There’s something incredibly satisfying about finding a technology solution that just “works,” right? A solution that meets most of the business needs that you have as well as something that positively adds to the culture at large.
I’m finding that HipChat, a product by Atlassian, has been serving our needs @ The Iron Yard quite well. We use it to connect with all of our staff as well as for 1:1 discussions that may or may not be related to business.
Someone must eventually pull the proverbial trigger when it comes to decision-making.
Unfortunately I have come to realize that many people have been adequately trained out of this type of action through traditional scholastic endeavors and corporate training.
In the context of an organization this means that globally there is a major deficit in leadership except at the very top. This top-down model of leadership and decision-making is so destructive for so many organizations that I often wonder why they haven’t internally combusted. Perhaps they should, it would make the world a better place…
My wife and I have had some big arguments over some of the stupidest stuff (you know what I’m talking about…) – I mean, sometimes we’ll argue over such petty things like what I should wear to the office or perhaps more importantly an event or conference when I find that jeans and a t-shirt is doable in every context.
Sometimes it’s related to the weather and if she checks her iPhone and it says “Few Showers” she’ll suggest that I bust out an umbrella and dress a little more warmly. I do not believe that any of those weather systems can be trusted, ever, and no matter how much technology we throw at that particular industry we will never get it right.
Or, perhaps, most of those apps just aren’t as honest as this weather app (more pics here).
via New Yorker
Via the New Yorker:
It seems that con artists, for all their vices, represent many of the virtues that Americans aspire to. Con artists are independent and typically self-made. They don’t have to kowtow to a boss—no small thing in a country in which people have always longed to strike out on their own. They succeed or fail based on their wits.
They exemplify, in short, the complicated nature of American capitalism, which, as McDougall argues, has depended on people being hustlers in both the positive and the negative sense. The American economy wasn’t built just on good ideas and hard work. It was also built on hope and hype.
Is there much of a difference between the con artist and the independent, self-made entrepreneuers that many of us read about?
I have a pretty intense and comprehensive blog post series that can walk you through getting a WordPress blog up and running as well as how to monetize a blog.
It’s been a pleasure to see so many reader walk through those series (I’ve got tons) and daily I can literally track new readers encounter them and systematically pour through them (H/T Google Analytics).
Although there have been a ton of changes since I originally wrote many of those series both on the side of WordPress as well as all of the technologies that surround the general blogging ecosystem there are a few things that haven’t changed (or haven’t changed for the better).
I miss these two something fierce.
It’s been an incredible week here in Greenville as I plan for what appears to be an incredible year.
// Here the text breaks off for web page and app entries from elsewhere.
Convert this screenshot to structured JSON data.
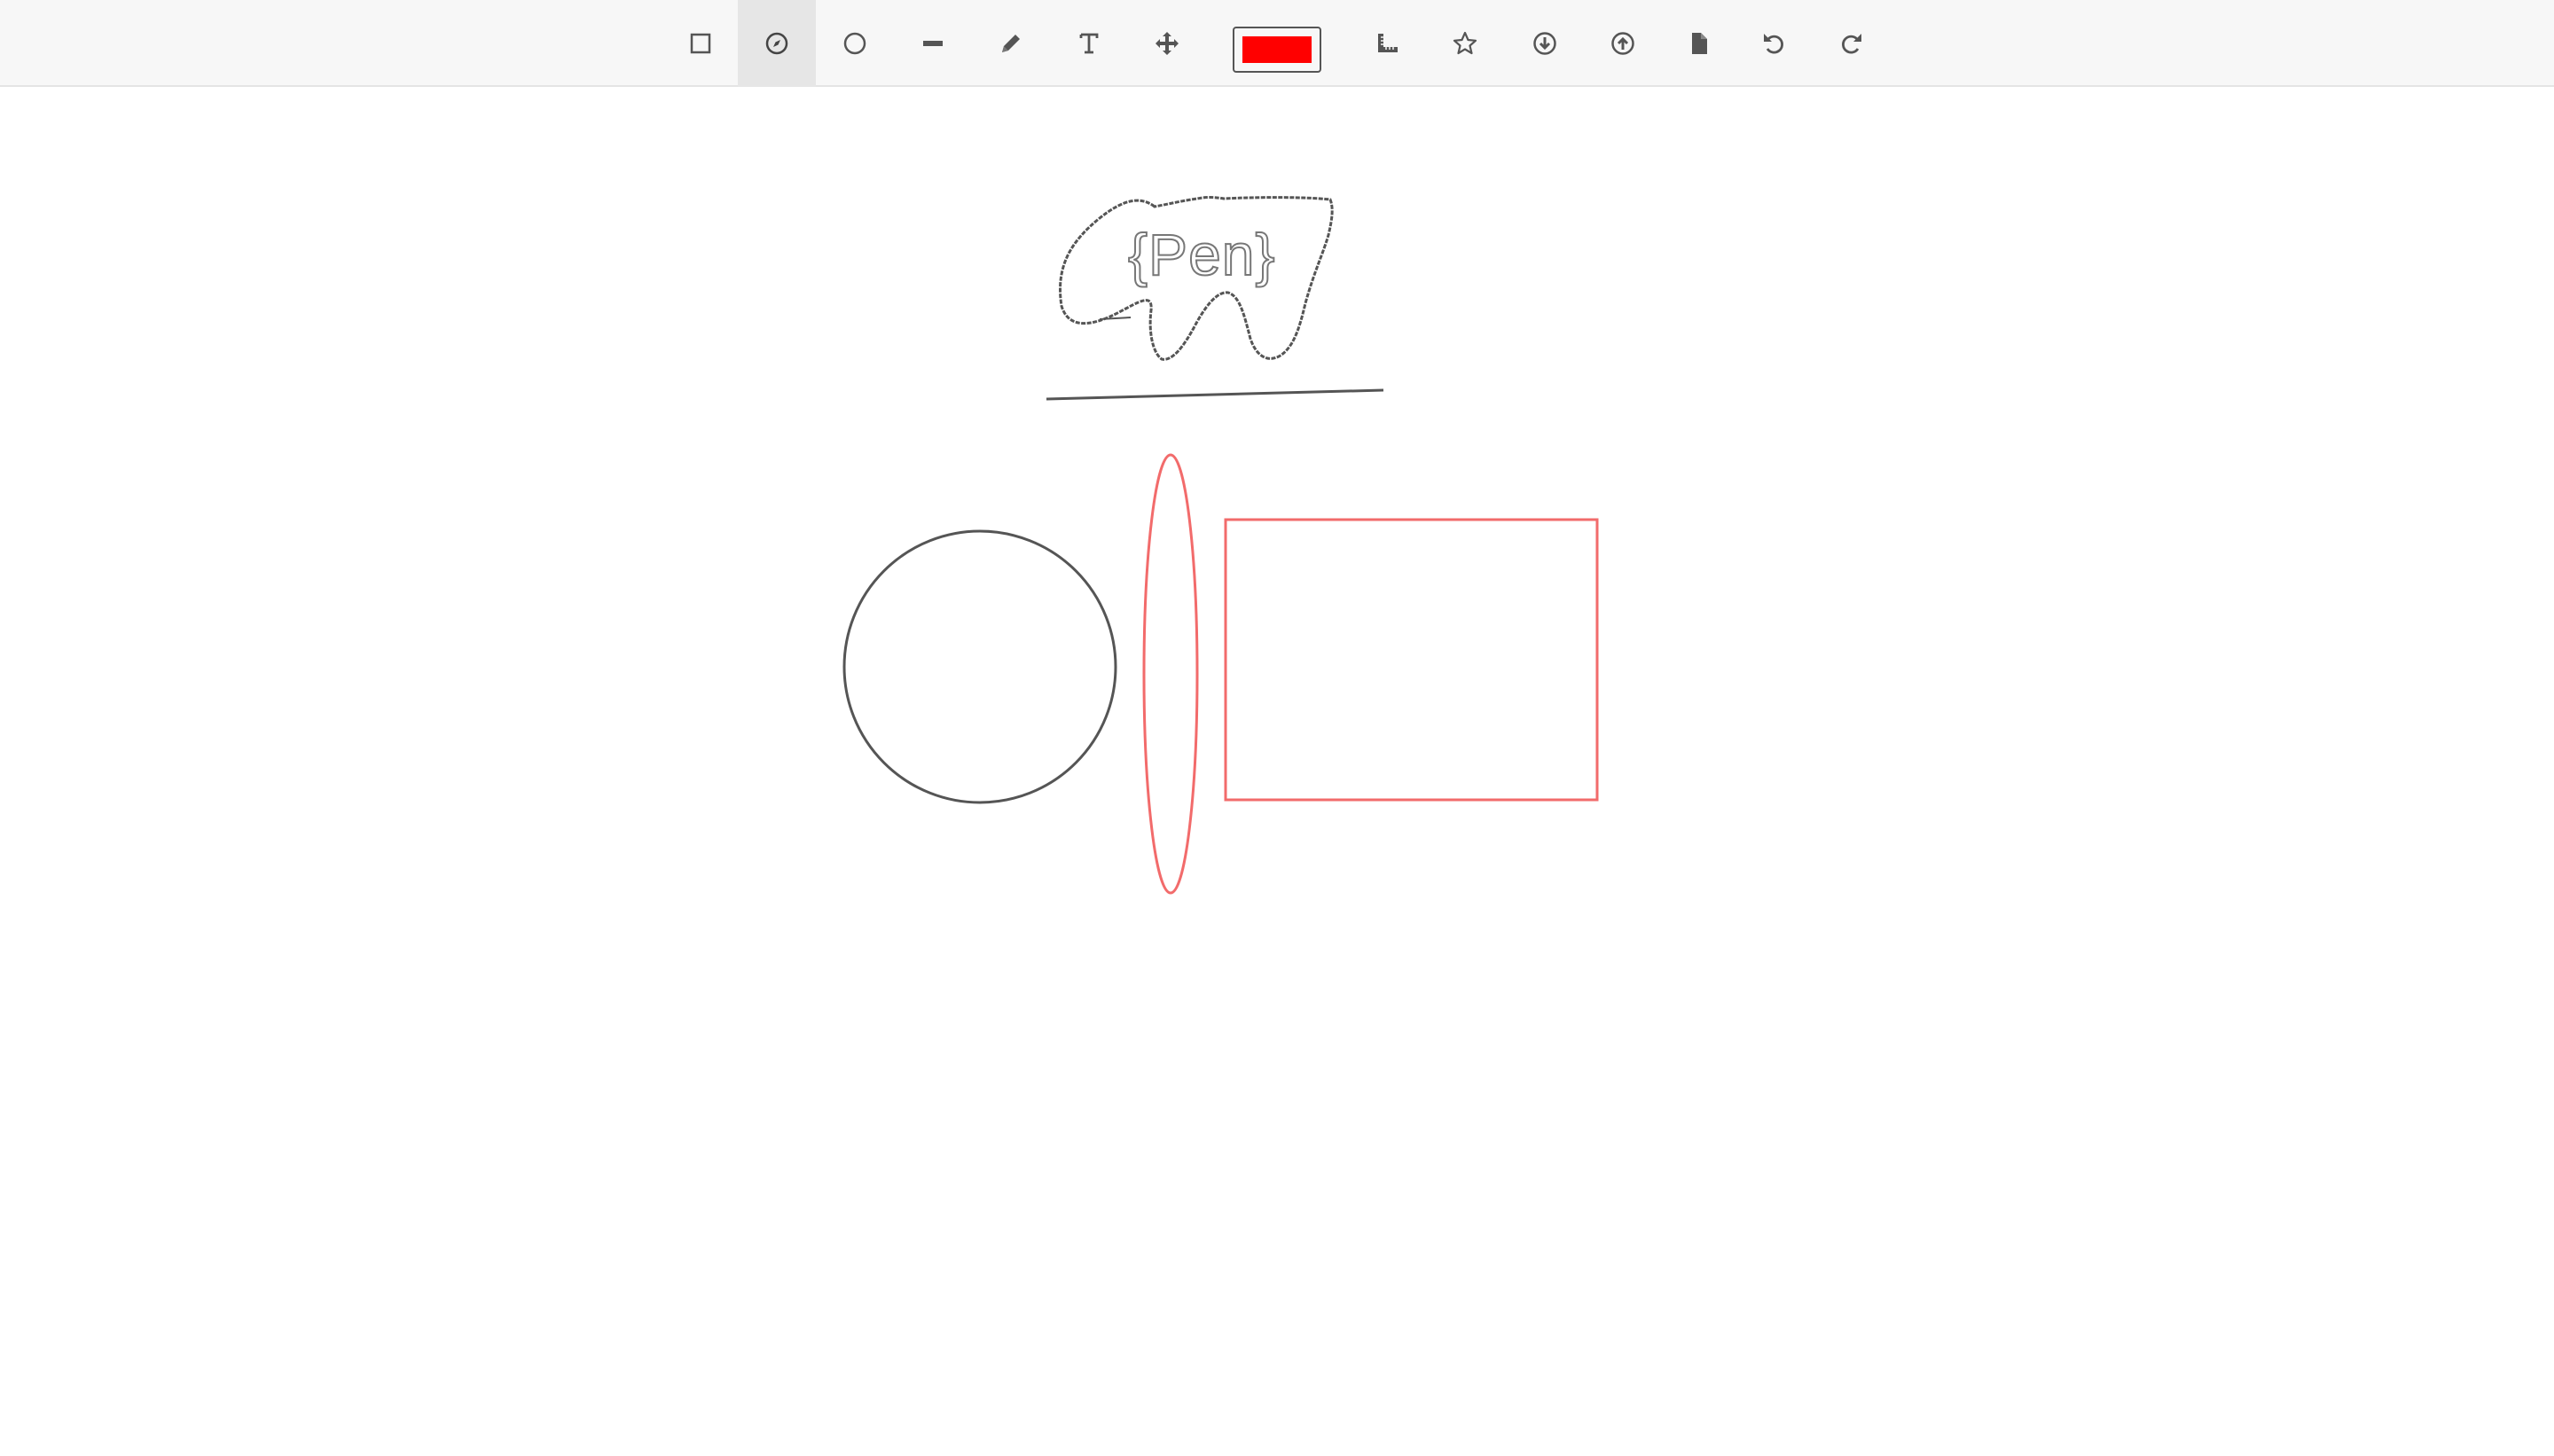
{
  "toolbar": {
    "tools": [
      {
        "name": "rectangle-tool",
        "icon": "square-icon",
        "active": false
      },
      {
        "name": "compass-tool",
        "icon": "compass-icon",
        "active": true
      },
      {
        "name": "circle-tool",
        "icon": "circle-icon",
        "active": false
      },
      {
        "name": "line-tool",
        "icon": "minus-icon",
        "active": false
      },
      {
        "name": "pencil-tool",
        "icon": "pencil-icon",
        "active": false
      },
      {
        "name": "text-tool",
        "icon": "text-cursor-icon",
        "active": false
      },
      {
        "name": "move-tool",
        "icon": "move-arrows-icon",
        "active": false
      },
      {
        "name": "ruler-tool",
        "icon": "ruler-icon",
        "active": false
      },
      {
        "name": "star-tool",
        "icon": "star-icon",
        "active": false
      },
      {
        "name": "download-button",
        "icon": "download-circle-icon",
        "active": false
      },
      {
        "name": "upload-button",
        "icon": "upload-circle-icon",
        "active": false
      },
      {
        "name": "new-document-button",
        "icon": "file-icon",
        "active": false
      },
      {
        "name": "undo-button",
        "icon": "undo-icon",
        "active": false
      },
      {
        "name": "redo-button",
        "icon": "redo-icon",
        "active": false
      }
    ],
    "current_color": "#ff0000"
  },
  "canvas": {
    "logo_text": "{Pen}",
    "stroke_colors": {
      "dark": "#555555",
      "red": "#f26b6b"
    }
  }
}
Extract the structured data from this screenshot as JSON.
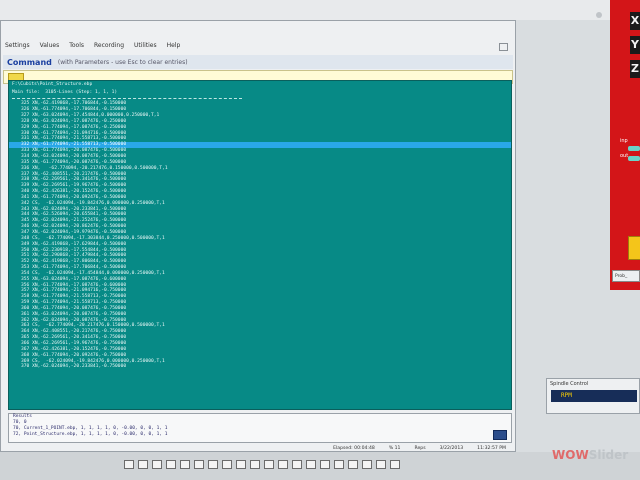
{
  "menu": [
    "Settings",
    "Values",
    "Tools",
    "Recording",
    "Utilities",
    "Help"
  ],
  "command": {
    "title": "Command",
    "hint": "(with Parameters - use Esc to clear entries)"
  },
  "console": {
    "path": "F:\\Cubits\\Point_Structure.ebp",
    "main_file": "Main file:  3105-Lines (Step: 1, 1, 1)",
    "lines": [
      "325 XN,-62.419868,-17.706844,-0.150000",
      "326 XN,-61.774094,-17.706844,-0.150000",
      "327 XN,-63.024094,-17.454844,0.000000,0.250000,T,1",
      "328 XN,-63.024094,-17.087476,-0.250000",
      "329 XN,-61.774094,-17.087476,-0.250000",
      "330 XN,-61.774094,-21.094716,-0.500000",
      "331 XN,-61.774094,-21.558713,-0.500000",
      "332 XN,-61.774094,-21.558713,-0.500000",
      "333 XN,-61.774094,-20.087476,-0.500000",
      "334 XN,-63.024094,-20.087476,-0.500000",
      "335 XN,-61.774094,-20.087476,-0.500000",
      "336 XN,   -62.774094,-20.217476,0.150000,0.500000,T,1",
      "337 XN,-62.408551,-20.217476,-0.500000",
      "338 XN,-62.269561,-20.341476,-0.500000",
      "339 XN,-62.269561,-19.967476,-0.500000",
      "340 XN,-62.426381,-20.152476,-0.500000",
      "341 XN,-61.774094,-20.092476,-0.500000",
      "342 CS,  -62.024094,-19.842476,0.000000,0.250000,T,1",
      "343 XN,-62.024094,-20.233841,-0.500000",
      "344 XN,-62.526094,-20.655841,-0.500000",
      "345 XN,-62.024094,-21.252476,-0.500000",
      "346 XN,-62.024094,-20.862476,-0.500000",
      "347 XN,-62.024094,-19.979476,-0.500000",
      "348 CS,  -62.774094,-17.303844,0.250000,0.500000,T,1",
      "349 XN,-62.419868,-17.629844,-0.500000",
      "350 XN,-62.230918,-17.554844,-0.500000",
      "351 XN,-62.290868,-17.479844,-0.500000",
      "352 XN,-62.419868,-17.806844,-0.500000",
      "353 XN,-61.774094,-17.706844,-0.500000",
      "354 CS,  -62.024094,-17.454844,0.000000,0.250000,T,1",
      "355 XN,-63.024094,-17.087476,-0.600000",
      "356 XN,-61.774094,-17.087476,-0.600000",
      "357 XN,-61.774094,-21.094716,-0.750000",
      "358 XN,-61.774094,-21.558713,-0.750000",
      "359 XN,-61.774094,-21.558713,-0.750000",
      "360 XN,-61.774094,-20.087476,-0.750000",
      "361 XN,-63.024094,-20.087476,-0.750000",
      "362 XN,-62.024094,-20.087476,-0.750000",
      "363 CS,  -62.774094,-20.217476,0.150000,0.500000,T,1",
      "364 XN,-62.408551,-20.217476,-0.750000",
      "365 XN,-62.269561,-20.341476,-0.750000",
      "366 XN,-62.269561,-19.967476,-0.750000",
      "367 XN,-62.426381,-20.152476,-0.750000",
      "368 XN,-61.774094,-20.092476,-0.750000",
      "369 CS,  -62.024094,-19.842476,0.000000,0.250000,T,1",
      "370 XN,-62.024094,-20.233841,-0.750000"
    ],
    "selected_index": 7
  },
  "output": {
    "label": "Results",
    "lines": [
      "70, 0",
      "70, Current_1_POINT.ebp, 1, 1, 1, 1, 0, -0.00, 0, 0, 1, 1",
      "72, Point_Structure.ebp, 1, 1, 1, 1, 0, -0.00, 0, 0, 1, 1"
    ]
  },
  "status": {
    "elapsed": "Elapsed: 00:04:48",
    "pct": "% 11",
    "reps": "Reps",
    "date": "3/22/2013",
    "time": "11:32:57 PM"
  },
  "panel": {
    "axes": [
      "X",
      "Y",
      "Z"
    ],
    "labels": [
      "inp",
      "out"
    ],
    "strip": "Prob_",
    "indicator_color": "#6bd3c8",
    "bg_color": "#d31518"
  },
  "spindle": {
    "title": "Spindle Control",
    "field": "RPM"
  },
  "watermark": {
    "part1": "WOW",
    "part2": "Slider"
  }
}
I’ve got a talented team that’s ready to tackle the very large challenges that are ahead of us corporately and we’re all ready to kill it.
In these moments of deep satisfaction you naturally want to turn to those that you love the most and share with them the excitement that you feel, the joy that is yours for that moment.
Probably shouldn’t work with 3-year olds either.
When we venture into new roles with new responsibilities with new challenges and new people you inevitably do a number of compare and contrast exercises with your previous experiences.
I believe this is a healthy exercise and one that can reveal a number of truths that can prove to be invaluable in ones growth and success as there is always room for the expansion of one’s perspective and the opportunity to glean from the past.
One startling (and humbling) discovery is the realization that it is vastly better to work with grownups in challenging startup ventures instead of children.